Even though he understandably needed a Branch Rickey to open the door for him, Branch [48] He took a job as an assistant athletic director with the government's National Youth Administration (NYA) in Atascadero, California. ", "I had to fight hard against loneliness, abuse and the knowledge that any mistake I made would be magnified because I was the only black man out there.

It’s what we didn’t know, including the death threat letters we never saw. "I do not care if half the league strikes. Monte Irvin, who played for the New York Giants while Robinson was with the Dodgers and who now is an assistant to the commissioner of baseball, said yesterday: "Jackie Robinson opened the door of baseball to all men. Having the requisite qualifications, Robinson and several other black soldiers applied for admission to an Officer Candidate School (OCS) then located at Fort Riley. During Robinson's first at bat, the Jersey City catcher, Dick Bouknight, demanded that Sandel throw at Robinson, but Sandel refused. He recovered from a heart attack in 1968 but then lost the sight of one eye and the partial sight of the other as a result I'm the manager of this team, and I say he plays.

Mr. Robinson's niche in American history is secure--his struggle predated the emergence of "the first black who" in many areas of the American society. [244] He later became special assistant for community affairs when Rockefeller was re-elected governor of New York in 1966. ", "Larry Doby Remembers Being Introduced To", "Document Deep Dive: The Heartfelt Friendship Between Jackie Robinson and Branch Rickey", "Jackie Robinson and baseball highlights, 1860s–1960s", "It's Jackie Robinson Day on Wednesday. He had grown used to a structured playing environment in college, and the Negro leagues' disorganization and embrace of gambling interests appalled him.
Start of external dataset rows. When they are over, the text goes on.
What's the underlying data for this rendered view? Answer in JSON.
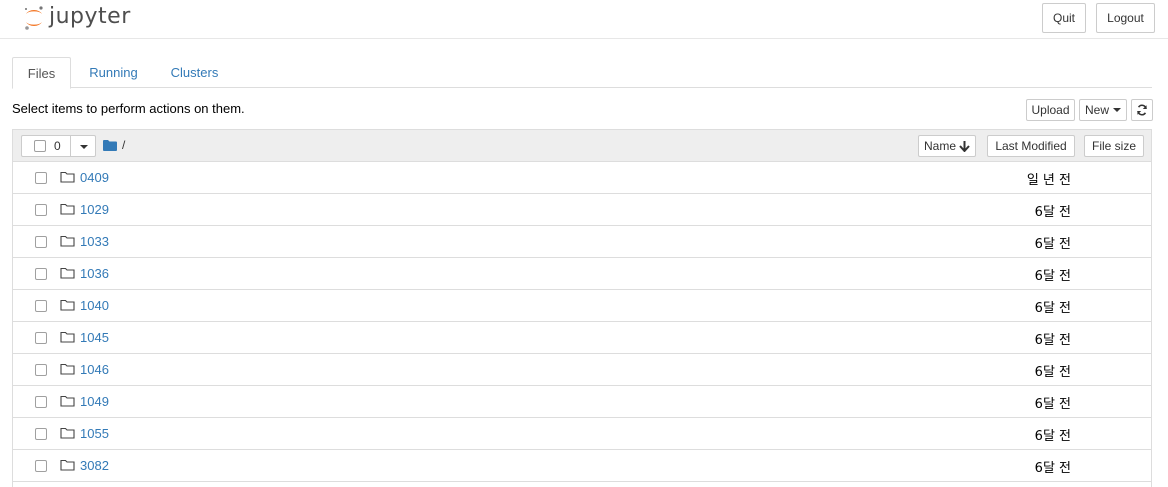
{
  "header": {
    "logo_text": "jupyter",
    "quit_label": "Quit",
    "logout_label": "Logout"
  },
  "tabs": [
    {
      "label": "Files",
      "active": true
    },
    {
      "label": "Running",
      "active": false
    },
    {
      "label": "Clusters",
      "active": false
    }
  ],
  "toolbar": {
    "hint": "Select items to perform actions on them.",
    "upload_label": "Upload",
    "new_label": "New",
    "refresh_icon": "refresh-icon"
  },
  "list_header": {
    "selected_count": "0",
    "breadcrumb": "/",
    "sort_name_label": "Name",
    "last_modified_label": "Last Modified",
    "file_size_label": "File size"
  },
  "colors": {
    "link": "#337ab7",
    "logo_orange": "#f37726",
    "header_bg": "#eeeeee"
  },
  "files": [
    {
      "name": "0409",
      "modified": "일 년 전"
    },
    {
      "name": "1029",
      "modified": "6달 전"
    },
    {
      "name": "1033",
      "modified": "6달 전"
    },
    {
      "name": "1036",
      "modified": "6달 전"
    },
    {
      "name": "1040",
      "modified": "6달 전"
    },
    {
      "name": "1045",
      "modified": "6달 전"
    },
    {
      "name": "1046",
      "modified": "6달 전"
    },
    {
      "name": "1049",
      "modified": "6달 전"
    },
    {
      "name": "1055",
      "modified": "6달 전"
    },
    {
      "name": "3082",
      "modified": "6달 전"
    }
  ]
}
Ebbets Field, the Brooklyn ballpark that was the stage for his drama, was leveled shortly after Mr. O'Malley moved the Dodger franchise to Los Angeles in 1958. That man was Jackie Robinson. Overcoming his dejection, Robinson dutifully observed Thomson's feet to ensure he touched all the bases.